[Dataset items]
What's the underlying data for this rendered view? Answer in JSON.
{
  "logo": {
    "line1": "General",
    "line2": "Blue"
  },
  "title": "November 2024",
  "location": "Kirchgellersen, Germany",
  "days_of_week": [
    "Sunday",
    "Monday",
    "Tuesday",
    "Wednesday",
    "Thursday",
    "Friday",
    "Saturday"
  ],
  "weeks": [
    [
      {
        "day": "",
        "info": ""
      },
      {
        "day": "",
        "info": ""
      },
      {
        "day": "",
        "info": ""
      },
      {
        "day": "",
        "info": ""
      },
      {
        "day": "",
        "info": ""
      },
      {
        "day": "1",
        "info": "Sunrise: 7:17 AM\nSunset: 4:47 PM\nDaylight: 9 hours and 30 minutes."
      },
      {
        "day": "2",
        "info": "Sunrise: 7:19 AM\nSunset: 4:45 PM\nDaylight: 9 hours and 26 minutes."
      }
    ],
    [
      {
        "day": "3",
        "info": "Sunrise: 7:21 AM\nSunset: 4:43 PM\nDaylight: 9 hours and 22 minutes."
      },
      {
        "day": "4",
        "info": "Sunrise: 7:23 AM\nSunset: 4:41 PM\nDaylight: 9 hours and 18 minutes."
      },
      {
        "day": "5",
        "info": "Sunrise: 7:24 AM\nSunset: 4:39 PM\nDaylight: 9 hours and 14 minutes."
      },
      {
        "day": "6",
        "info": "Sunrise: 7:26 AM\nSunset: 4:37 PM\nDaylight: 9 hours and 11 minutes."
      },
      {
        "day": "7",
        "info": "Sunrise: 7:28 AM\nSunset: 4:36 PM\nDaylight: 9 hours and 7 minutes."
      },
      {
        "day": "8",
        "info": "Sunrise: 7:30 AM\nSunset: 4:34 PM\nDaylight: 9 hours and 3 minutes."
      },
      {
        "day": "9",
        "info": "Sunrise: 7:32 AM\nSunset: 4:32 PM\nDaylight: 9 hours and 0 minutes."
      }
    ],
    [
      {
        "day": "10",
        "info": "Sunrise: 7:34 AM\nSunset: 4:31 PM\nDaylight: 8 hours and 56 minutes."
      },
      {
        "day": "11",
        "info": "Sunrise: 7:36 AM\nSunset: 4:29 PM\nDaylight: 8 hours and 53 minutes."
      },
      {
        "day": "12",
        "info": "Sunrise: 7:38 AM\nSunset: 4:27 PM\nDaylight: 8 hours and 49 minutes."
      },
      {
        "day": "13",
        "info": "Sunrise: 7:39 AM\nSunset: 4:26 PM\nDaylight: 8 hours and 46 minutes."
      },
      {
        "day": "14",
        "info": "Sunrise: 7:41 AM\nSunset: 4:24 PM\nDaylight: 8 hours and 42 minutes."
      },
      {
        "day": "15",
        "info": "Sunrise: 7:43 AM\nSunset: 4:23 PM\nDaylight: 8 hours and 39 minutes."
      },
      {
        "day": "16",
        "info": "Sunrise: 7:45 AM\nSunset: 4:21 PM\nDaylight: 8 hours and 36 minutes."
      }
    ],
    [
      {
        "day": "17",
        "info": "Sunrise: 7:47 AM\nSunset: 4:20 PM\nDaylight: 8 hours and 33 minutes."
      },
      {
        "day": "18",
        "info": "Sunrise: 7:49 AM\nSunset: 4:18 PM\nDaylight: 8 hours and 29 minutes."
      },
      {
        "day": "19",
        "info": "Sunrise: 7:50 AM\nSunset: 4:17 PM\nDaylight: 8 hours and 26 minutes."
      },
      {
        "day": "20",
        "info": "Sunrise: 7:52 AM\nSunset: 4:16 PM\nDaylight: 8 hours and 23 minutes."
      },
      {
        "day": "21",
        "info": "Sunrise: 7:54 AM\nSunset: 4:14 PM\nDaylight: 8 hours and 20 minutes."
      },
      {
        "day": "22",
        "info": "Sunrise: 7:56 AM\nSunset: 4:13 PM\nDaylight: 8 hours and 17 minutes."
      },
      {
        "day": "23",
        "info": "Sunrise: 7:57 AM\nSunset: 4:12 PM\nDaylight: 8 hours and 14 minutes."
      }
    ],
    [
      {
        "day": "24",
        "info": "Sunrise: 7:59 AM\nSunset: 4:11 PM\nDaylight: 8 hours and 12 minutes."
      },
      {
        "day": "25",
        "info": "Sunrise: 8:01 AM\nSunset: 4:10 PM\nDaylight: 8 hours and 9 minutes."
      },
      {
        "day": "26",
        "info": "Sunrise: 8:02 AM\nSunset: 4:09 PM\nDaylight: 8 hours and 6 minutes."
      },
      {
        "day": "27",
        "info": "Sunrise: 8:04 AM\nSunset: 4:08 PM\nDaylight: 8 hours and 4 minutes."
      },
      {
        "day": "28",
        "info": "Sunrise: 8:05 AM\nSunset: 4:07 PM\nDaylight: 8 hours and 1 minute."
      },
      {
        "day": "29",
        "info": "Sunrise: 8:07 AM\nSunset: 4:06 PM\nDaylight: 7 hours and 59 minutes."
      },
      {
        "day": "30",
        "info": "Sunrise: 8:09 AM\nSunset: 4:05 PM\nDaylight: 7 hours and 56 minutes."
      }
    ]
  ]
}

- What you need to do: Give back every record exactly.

- Output:
What's the underlying data for this rendered view? Answer in JSON.
{
  "logo": {
    "line1": "General",
    "line2": "Blue"
  },
  "title": "November 2024",
  "location": "Kirchgellersen, Germany",
  "days_of_week": [
    "Sunday",
    "Monday",
    "Tuesday",
    "Wednesday",
    "Thursday",
    "Friday",
    "Saturday"
  ],
  "weeks": [
    [
      {
        "day": "",
        "info": ""
      },
      {
        "day": "",
        "info": ""
      },
      {
        "day": "",
        "info": ""
      },
      {
        "day": "",
        "info": ""
      },
      {
        "day": "",
        "info": ""
      },
      {
        "day": "1",
        "info": "Sunrise: 7:17 AM\nSunset: 4:47 PM\nDaylight: 9 hours and 30 minutes."
      },
      {
        "day": "2",
        "info": "Sunrise: 7:19 AM\nSunset: 4:45 PM\nDaylight: 9 hours and 26 minutes."
      }
    ],
    [
      {
        "day": "3",
        "info": "Sunrise: 7:21 AM\nSunset: 4:43 PM\nDaylight: 9 hours and 22 minutes."
      },
      {
        "day": "4",
        "info": "Sunrise: 7:23 AM\nSunset: 4:41 PM\nDaylight: 9 hours and 18 minutes."
      },
      {
        "day": "5",
        "info": "Sunrise: 7:24 AM\nSunset: 4:39 PM\nDaylight: 9 hours and 14 minutes."
      },
      {
        "day": "6",
        "info": "Sunrise: 7:26 AM\nSunset: 4:37 PM\nDaylight: 9 hours and 11 minutes."
      },
      {
        "day": "7",
        "info": "Sunrise: 7:28 AM\nSunset: 4:36 PM\nDaylight: 9 hours and 7 minutes."
      },
      {
        "day": "8",
        "info": "Sunrise: 7:30 AM\nSunset: 4:34 PM\nDaylight: 9 hours and 3 minutes."
      },
      {
        "day": "9",
        "info": "Sunrise: 7:32 AM\nSunset: 4:32 PM\nDaylight: 9 hours and 0 minutes."
      }
    ],
    [
      {
        "day": "10",
        "info": "Sunrise: 7:34 AM\nSunset: 4:31 PM\nDaylight: 8 hours and 56 minutes."
      },
      {
        "day": "11",
        "info": "Sunrise: 7:36 AM\nSunset: 4:29 PM\nDaylight: 8 hours and 53 minutes."
      },
      {
        "day": "12",
        "info": "Sunrise: 7:38 AM\nSunset: 4:27 PM\nDaylight: 8 hours and 49 minutes."
      },
      {
        "day": "13",
        "info": "Sunrise: 7:39 AM\nSunset: 4:26 PM\nDaylight: 8 hours and 46 minutes."
      },
      {
        "day": "14",
        "info": "Sunrise: 7:41 AM\nSunset: 4:24 PM\nDaylight: 8 hours and 42 minutes."
      },
      {
        "day": "15",
        "info": "Sunrise: 7:43 AM\nSunset: 4:23 PM\nDaylight: 8 hours and 39 minutes."
      },
      {
        "day": "16",
        "info": "Sunrise: 7:45 AM\nSunset: 4:21 PM\nDaylight: 8 hours and 36 minutes."
      }
    ],
    [
      {
        "day": "17",
        "info": "Sunrise: 7:47 AM\nSunset: 4:20 PM\nDaylight: 8 hours and 33 minutes."
      },
      {
        "day": "18",
        "info": "Sunrise: 7:49 AM\nSunset: 4:18 PM\nDaylight: 8 hours and 29 minutes."
      },
      {
        "day": "19",
        "info": "Sunrise: 7:50 AM\nSunset: 4:17 PM\nDaylight: 8 hours and 26 minutes."
      },
      {
        "day": "20",
        "info": "Sunrise: 7:52 AM\nSunset: 4:16 PM\nDaylight: 8 hours and 23 minutes."
      },
      {
        "day": "21",
        "info": "Sunrise: 7:54 AM\nSunset: 4:14 PM\nDaylight: 8 hours and 20 minutes."
      },
      {
        "day": "22",
        "info": "Sunrise: 7:56 AM\nSunset: 4:13 PM\nDaylight: 8 hours and 17 minutes."
      },
      {
        "day": "23",
        "info": "Sunrise: 7:57 AM\nSunset: 4:12 PM\nDaylight: 8 hours and 14 minutes."
      }
    ],
    [
      {
        "day": "24",
        "info": "Sunrise: 7:59 AM\nSunset: 4:11 PM\nDaylight: 8 hours and 12 minutes."
      },
      {
        "day": "25",
        "info": "Sunrise: 8:01 AM\nSunset: 4:10 PM\nDaylight: 8 hours and 9 minutes."
      },
      {
        "day": "26",
        "info": "Sunrise: 8:02 AM\nSunset: 4:09 PM\nDaylight: 8 hours and 6 minutes."
      },
      {
        "day": "27",
        "info": "Sunrise: 8:04 AM\nSunset: 4:08 PM\nDaylight: 8 hours and 4 minutes."
      },
      {
        "day": "28",
        "info": "Sunrise: 8:05 AM\nSunset: 4:07 PM\nDaylight: 8 hours and 1 minute."
      },
      {
        "day": "29",
        "info": "Sunrise: 8:07 AM\nSunset: 4:06 PM\nDaylight: 7 hours and 59 minutes."
      },
      {
        "day": "30",
        "info": "Sunrise: 8:09 AM\nSunset: 4:05 PM\nDaylight: 7 hours and 56 minutes."
      }
    ]
  ]
}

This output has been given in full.